= Instructions to follow =
From the first line to the last, reproduce the data exactly.

++++++++++

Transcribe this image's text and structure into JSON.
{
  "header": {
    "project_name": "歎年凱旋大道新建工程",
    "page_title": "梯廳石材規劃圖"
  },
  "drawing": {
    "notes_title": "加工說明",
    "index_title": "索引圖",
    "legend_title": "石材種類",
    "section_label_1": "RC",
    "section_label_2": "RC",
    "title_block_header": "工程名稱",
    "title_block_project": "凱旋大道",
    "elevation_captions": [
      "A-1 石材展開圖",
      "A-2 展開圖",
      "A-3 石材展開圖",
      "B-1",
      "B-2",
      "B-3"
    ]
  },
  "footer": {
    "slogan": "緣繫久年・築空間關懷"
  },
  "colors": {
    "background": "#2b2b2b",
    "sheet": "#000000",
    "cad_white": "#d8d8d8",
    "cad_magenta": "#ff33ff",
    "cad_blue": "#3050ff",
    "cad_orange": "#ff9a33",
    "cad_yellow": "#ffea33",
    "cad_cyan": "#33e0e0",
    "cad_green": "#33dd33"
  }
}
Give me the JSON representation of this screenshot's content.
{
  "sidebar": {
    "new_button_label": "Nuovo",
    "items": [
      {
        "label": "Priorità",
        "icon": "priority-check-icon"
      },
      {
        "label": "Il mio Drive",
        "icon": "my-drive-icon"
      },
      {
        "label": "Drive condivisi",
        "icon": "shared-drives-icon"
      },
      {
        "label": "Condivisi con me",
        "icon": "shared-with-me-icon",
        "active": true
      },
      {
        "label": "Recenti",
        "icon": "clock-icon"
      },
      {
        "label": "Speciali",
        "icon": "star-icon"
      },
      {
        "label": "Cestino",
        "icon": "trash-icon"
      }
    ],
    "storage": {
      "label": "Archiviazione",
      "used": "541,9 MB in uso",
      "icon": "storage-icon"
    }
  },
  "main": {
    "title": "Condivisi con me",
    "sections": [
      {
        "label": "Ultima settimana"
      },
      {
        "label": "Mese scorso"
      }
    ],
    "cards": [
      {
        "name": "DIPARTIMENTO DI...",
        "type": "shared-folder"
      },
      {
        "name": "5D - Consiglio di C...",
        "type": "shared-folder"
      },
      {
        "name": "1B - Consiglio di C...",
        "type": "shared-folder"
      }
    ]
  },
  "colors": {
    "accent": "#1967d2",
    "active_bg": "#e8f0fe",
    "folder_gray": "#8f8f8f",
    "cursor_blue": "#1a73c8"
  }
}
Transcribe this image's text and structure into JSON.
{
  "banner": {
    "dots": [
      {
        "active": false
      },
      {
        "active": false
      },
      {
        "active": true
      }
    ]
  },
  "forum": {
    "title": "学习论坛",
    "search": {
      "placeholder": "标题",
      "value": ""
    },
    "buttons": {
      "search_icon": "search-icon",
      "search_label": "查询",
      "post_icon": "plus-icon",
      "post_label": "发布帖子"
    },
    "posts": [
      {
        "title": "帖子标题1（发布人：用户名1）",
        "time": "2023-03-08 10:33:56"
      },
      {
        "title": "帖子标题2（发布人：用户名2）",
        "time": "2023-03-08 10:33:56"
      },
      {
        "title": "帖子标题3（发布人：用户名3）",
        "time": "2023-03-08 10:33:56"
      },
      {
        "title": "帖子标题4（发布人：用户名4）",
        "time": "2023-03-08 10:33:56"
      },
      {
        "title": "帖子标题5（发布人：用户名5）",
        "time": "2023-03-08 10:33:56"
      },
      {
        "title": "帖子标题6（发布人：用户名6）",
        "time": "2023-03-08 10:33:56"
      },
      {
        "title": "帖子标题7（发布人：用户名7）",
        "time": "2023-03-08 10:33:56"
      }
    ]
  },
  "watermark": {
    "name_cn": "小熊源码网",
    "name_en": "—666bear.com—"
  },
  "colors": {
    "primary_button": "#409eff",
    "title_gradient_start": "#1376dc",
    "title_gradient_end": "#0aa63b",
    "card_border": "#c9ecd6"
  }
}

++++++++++

= Completed task =
Transcribe this image's text and structure into JSON.
{
  "header": {
    "project_name": "歎年凱旋大道新建工程",
    "page_title": "梯廳石材規劃圖"
  },
  "drawing": {
    "notes_title": "加工說明",
    "index_title": "索引圖",
    "legend_title": "石材種類",
    "section_label_1": "RC",
    "section_label_2": "RC",
    "title_block_header": "工程名稱",
    "title_block_project": "凱旋大道",
    "elevation_captions": [
      "A-1 石材展開圖",
      "A-2 展開圖",
      "A-3 石材展開圖",
      "B-1",
      "B-2",
      "B-3"
    ]
  },
  "footer": {
    "slogan": "緣繫久年・築空間關懷"
  },
  "colors": {
    "background": "#2b2b2b",
    "sheet": "#000000",
    "cad_white": "#d8d8d8",
    "cad_magenta": "#ff33ff",
    "cad_blue": "#3050ff",
    "cad_orange": "#ff9a33",
    "cad_yellow": "#ffea33",
    "cad_cyan": "#33e0e0",
    "cad_green": "#33dd33"
  }
}
Give me the JSON representation of this screenshot's content.
{
  "sidebar": {
    "new_button_label": "Nuovo",
    "items": [
      {
        "label": "Priorità",
        "icon": "priority-check-icon"
      },
      {
        "label": "Il mio Drive",
        "icon": "my-drive-icon"
      },
      {
        "label": "Drive condivisi",
        "icon": "shared-drives-icon"
      },
      {
        "label": "Condivisi con me",
        "icon": "shared-with-me-icon",
        "active": true
      },
      {
        "label": "Recenti",
        "icon": "clock-icon"
      },
      {
        "label": "Speciali",
        "icon": "star-icon"
      },
      {
        "label": "Cestino",
        "icon": "trash-icon"
      }
    ],
    "storage": {
      "label": "Archiviazione",
      "used": "541,9 MB in uso",
      "icon": "storage-icon"
    }
  },
  "main": {
    "title": "Condivisi con me",
    "sections": [
      {
        "label": "Ultima settimana"
      },
      {
        "label": "Mese scorso"
      }
    ],
    "cards": [
      {
        "name": "DIPARTIMENTO DI...",
        "type": "shared-folder"
      },
      {
        "name": "5D - Consiglio di C...",
        "type": "shared-folder"
      },
      {
        "name": "1B - Consiglio di C...",
        "type": "shared-folder"
      }
    ]
  },
  "colors": {
    "accent": "#1967d2",
    "active_bg": "#e8f0fe",
    "folder_gray": "#8f8f8f",
    "cursor_blue": "#1a73c8"
  }
}
Transcribe this image's text and structure into JSON.
{
  "banner": {
    "dots": [
      {
        "active": false
      },
      {
        "active": false
      },
      {
        "active": true
      }
    ]
  },
  "forum": {
    "title": "学习论坛",
    "search": {
      "placeholder": "标题",
      "value": ""
    },
    "buttons": {
      "search_icon": "search-icon",
      "search_label": "查询",
      "post_icon": "plus-icon",
      "post_label": "发布帖子"
    },
    "posts": [
      {
        "title": "帖子标题1（发布人：用户名1）",
        "time": "2023-03-08 10:33:56"
      },
      {
        "title": "帖子标题2（发布人：用户名2）",
        "time": "2023-03-08 10:33:56"
      },
      {
        "title": "帖子标题3（发布人：用户名3）",
        "time": "2023-03-08 10:33:56"
      },
      {
        "title": "帖子标题4（发布人：用户名4）",
        "time": "2023-03-08 10:33:56"
      },
      {
        "title": "帖子标题5（发布人：用户名5）",
        "time": "2023-03-08 10:33:56"
      },
      {
        "title": "帖子标题6（发布人：用户名6）",
        "time": "2023-03-08 10:33:56"
      },
      {
        "title": "帖子标题7（发布人：用户名7）",
        "time": "2023-03-08 10:33:56"
      }
    ]
  },
  "watermark": {
    "name_cn": "小熊源码网",
    "name_en": "—666bear.com—"
  },
  "colors": {
    "primary_button": "#409eff",
    "title_gradient_start": "#1376dc",
    "title_gradient_end": "#0aa63b",
    "card_border": "#c9ecd6"
  }
}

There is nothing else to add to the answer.